[Excerpts from an interface dataset]

BEGIN

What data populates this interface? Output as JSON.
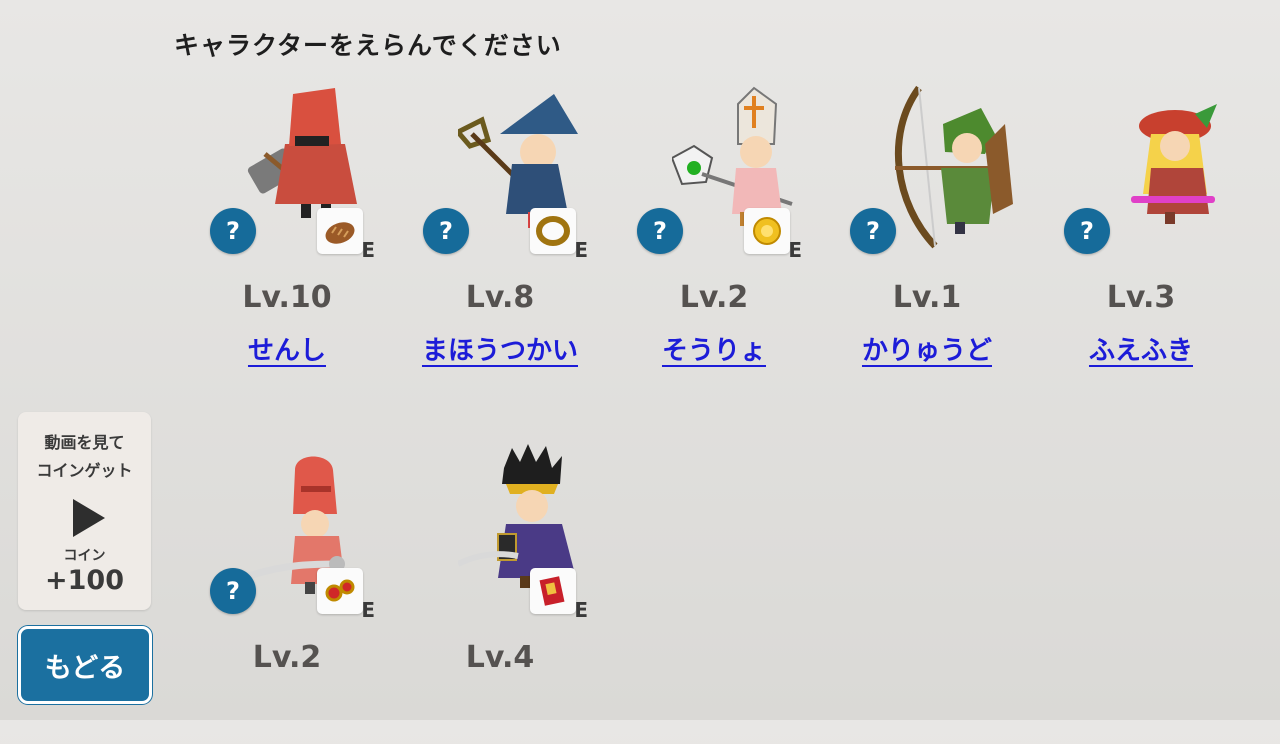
{
  "header": {
    "title": "キャラクターをえらんでください"
  },
  "characters": [
    {
      "level": "Lv.10",
      "name": "せんし",
      "equip_icon": "bread-icon",
      "equip_letter": "E",
      "help": "?"
    },
    {
      "level": "Lv.8",
      "name": "まほうつかい",
      "equip_icon": "ring-icon",
      "equip_letter": "E",
      "help": "?"
    },
    {
      "level": "Lv.2",
      "name": "そうりょ",
      "equip_icon": "gold-coin-icon",
      "equip_letter": "E",
      "help": "?"
    },
    {
      "level": "Lv.1",
      "name": "かりゅうど",
      "help": "?"
    },
    {
      "level": "Lv.3",
      "name": "ふえふき",
      "help": "?"
    },
    {
      "level": "Lv.2",
      "name": "",
      "equip_icon": "earrings-icon",
      "equip_letter": "E",
      "help": "?"
    },
    {
      "level": "Lv.4",
      "name": "",
      "equip_icon": "red-book-icon",
      "equip_letter": "E"
    }
  ],
  "ad_reward": {
    "line1": "動画を見て",
    "line2": "コインゲット",
    "coin_label": "コイン",
    "coin_value": "+100"
  },
  "back_button": {
    "label": "もどる"
  },
  "colors": {
    "link": "#1c1cd8",
    "help_button": "#166b9a",
    "back_button": "#1b70a0"
  }
}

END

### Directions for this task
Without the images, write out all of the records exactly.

### Final answer
What data populates this interface? Output as JSON.
{
  "header": {
    "title": "キャラクターをえらんでください"
  },
  "characters": [
    {
      "level": "Lv.10",
      "name": "せんし",
      "equip_icon": "bread-icon",
      "equip_letter": "E",
      "help": "?"
    },
    {
      "level": "Lv.8",
      "name": "まほうつかい",
      "equip_icon": "ring-icon",
      "equip_letter": "E",
      "help": "?"
    },
    {
      "level": "Lv.2",
      "name": "そうりょ",
      "equip_icon": "gold-coin-icon",
      "equip_letter": "E",
      "help": "?"
    },
    {
      "level": "Lv.1",
      "name": "かりゅうど",
      "help": "?"
    },
    {
      "level": "Lv.3",
      "name": "ふえふき",
      "help": "?"
    },
    {
      "level": "Lv.2",
      "name": "",
      "equip_icon": "earrings-icon",
      "equip_letter": "E",
      "help": "?"
    },
    {
      "level": "Lv.4",
      "name": "",
      "equip_icon": "red-book-icon",
      "equip_letter": "E"
    }
  ],
  "ad_reward": {
    "line1": "動画を見て",
    "line2": "コインゲット",
    "coin_label": "コイン",
    "coin_value": "+100"
  },
  "back_button": {
    "label": "もどる"
  },
  "colors": {
    "link": "#1c1cd8",
    "help_button": "#166b9a",
    "back_button": "#1b70a0"
  }
}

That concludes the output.